There are many reasons for believing that a dividend-paying whole life insurance policy from a mutual insurance company is one of the last remaining bastions of safety and growth for our savings here in the United States.
We get the following question quite often from prospects: What does it take to implement the Infinite Banking Concept (IBC) successfully?
With financial news reporting higher inflation due to our over-inflated government and too much money being printed, it is understandable that many people are seeking ways to personally combat the effects of inflation on their lives.

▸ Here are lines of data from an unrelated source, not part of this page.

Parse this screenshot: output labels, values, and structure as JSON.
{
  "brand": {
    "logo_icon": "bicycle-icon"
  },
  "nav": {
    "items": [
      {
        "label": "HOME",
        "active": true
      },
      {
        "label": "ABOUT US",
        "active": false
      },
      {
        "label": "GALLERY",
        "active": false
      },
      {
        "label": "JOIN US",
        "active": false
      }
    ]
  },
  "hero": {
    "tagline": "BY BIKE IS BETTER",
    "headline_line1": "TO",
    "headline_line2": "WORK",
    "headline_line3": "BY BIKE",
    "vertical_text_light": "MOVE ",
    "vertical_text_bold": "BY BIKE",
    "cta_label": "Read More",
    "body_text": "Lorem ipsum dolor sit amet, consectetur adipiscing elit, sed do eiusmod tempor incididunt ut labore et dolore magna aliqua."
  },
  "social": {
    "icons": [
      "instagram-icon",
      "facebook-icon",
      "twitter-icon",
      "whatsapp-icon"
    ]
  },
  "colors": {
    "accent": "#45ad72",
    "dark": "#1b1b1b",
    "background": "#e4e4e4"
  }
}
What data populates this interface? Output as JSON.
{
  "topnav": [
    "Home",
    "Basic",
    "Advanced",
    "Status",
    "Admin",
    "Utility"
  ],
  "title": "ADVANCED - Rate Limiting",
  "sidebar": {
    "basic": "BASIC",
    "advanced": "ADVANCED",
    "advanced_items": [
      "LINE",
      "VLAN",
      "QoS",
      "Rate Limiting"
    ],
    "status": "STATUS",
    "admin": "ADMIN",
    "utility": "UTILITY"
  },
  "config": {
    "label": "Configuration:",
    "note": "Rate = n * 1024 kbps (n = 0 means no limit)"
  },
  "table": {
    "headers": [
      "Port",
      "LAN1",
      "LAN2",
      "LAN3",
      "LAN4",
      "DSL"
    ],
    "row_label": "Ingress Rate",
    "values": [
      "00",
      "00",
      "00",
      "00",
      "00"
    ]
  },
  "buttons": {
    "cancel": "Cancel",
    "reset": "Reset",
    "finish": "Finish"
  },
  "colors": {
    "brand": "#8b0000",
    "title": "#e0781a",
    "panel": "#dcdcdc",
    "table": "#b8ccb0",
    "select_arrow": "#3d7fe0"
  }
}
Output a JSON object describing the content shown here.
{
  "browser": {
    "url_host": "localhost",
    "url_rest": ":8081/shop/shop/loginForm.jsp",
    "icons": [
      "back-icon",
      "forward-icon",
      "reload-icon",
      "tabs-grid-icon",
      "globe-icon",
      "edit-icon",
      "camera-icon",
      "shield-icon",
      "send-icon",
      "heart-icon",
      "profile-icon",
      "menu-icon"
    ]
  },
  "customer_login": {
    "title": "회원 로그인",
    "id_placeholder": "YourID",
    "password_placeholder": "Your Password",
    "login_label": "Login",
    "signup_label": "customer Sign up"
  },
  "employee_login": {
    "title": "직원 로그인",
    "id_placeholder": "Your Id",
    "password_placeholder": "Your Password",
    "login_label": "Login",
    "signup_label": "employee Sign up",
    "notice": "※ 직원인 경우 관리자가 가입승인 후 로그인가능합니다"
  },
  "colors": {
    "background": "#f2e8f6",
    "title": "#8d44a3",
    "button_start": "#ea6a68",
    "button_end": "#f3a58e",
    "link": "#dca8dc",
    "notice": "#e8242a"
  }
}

Whatever we may say against or in favor of this idea, the positive thinking movement in 2017 is a multi-billion-dollar industry, which rides the crest of an overarching mantra that preaches that positive thoughts create and transform reality. What I was most surprised to learn from this study was that positive thinking is a uniquely American idea, which had its beginnings in 1820.
An IBC policy is a dividend-paying whole life insurance that you obtain through a mutual company, rather than a stock company. Mutual life insurance companies share their profits with participating policyowners via dividends.
After completing last Month’s article in the LMR on the multi-millionaire Spencer Hays, I was moved to undertake an extensive study on the one thing that he had obviously perfected the art of positive thinking.
Individuals who own one or several dividend-paying Whole Life insurance
policies that are designed in the special way advocated by Nelson Nash’s
Infinite Banking Concept (IBC) are often faced with a perplexing question
and a decision they must make whenever the need arises to purchase or pay
Direct recognition versus non-direct recognition is more a game of smoke and mirrors used by insurance companies and marketing organizations themselves to keep your focus away from what is important.
If you purchase an Infinite Banking policy to create sustainable wealth, you must think and act all the time as a banker to obtain optimal results. The best way to reach that state is to read and reread Nelson Nash’s “Becoming Your Own Banker”.
Ramsey’s First Problem: 12% Returns on
Regarding the first problem, Ramsey’s figure of 12%
returns on a mutual fund is an unfair benchmark to hold
against a whole life policy. Ramsey doesn’t specify
exactly what kind of mutual fund he is considering,
but for returns that high they must be heavily equitybased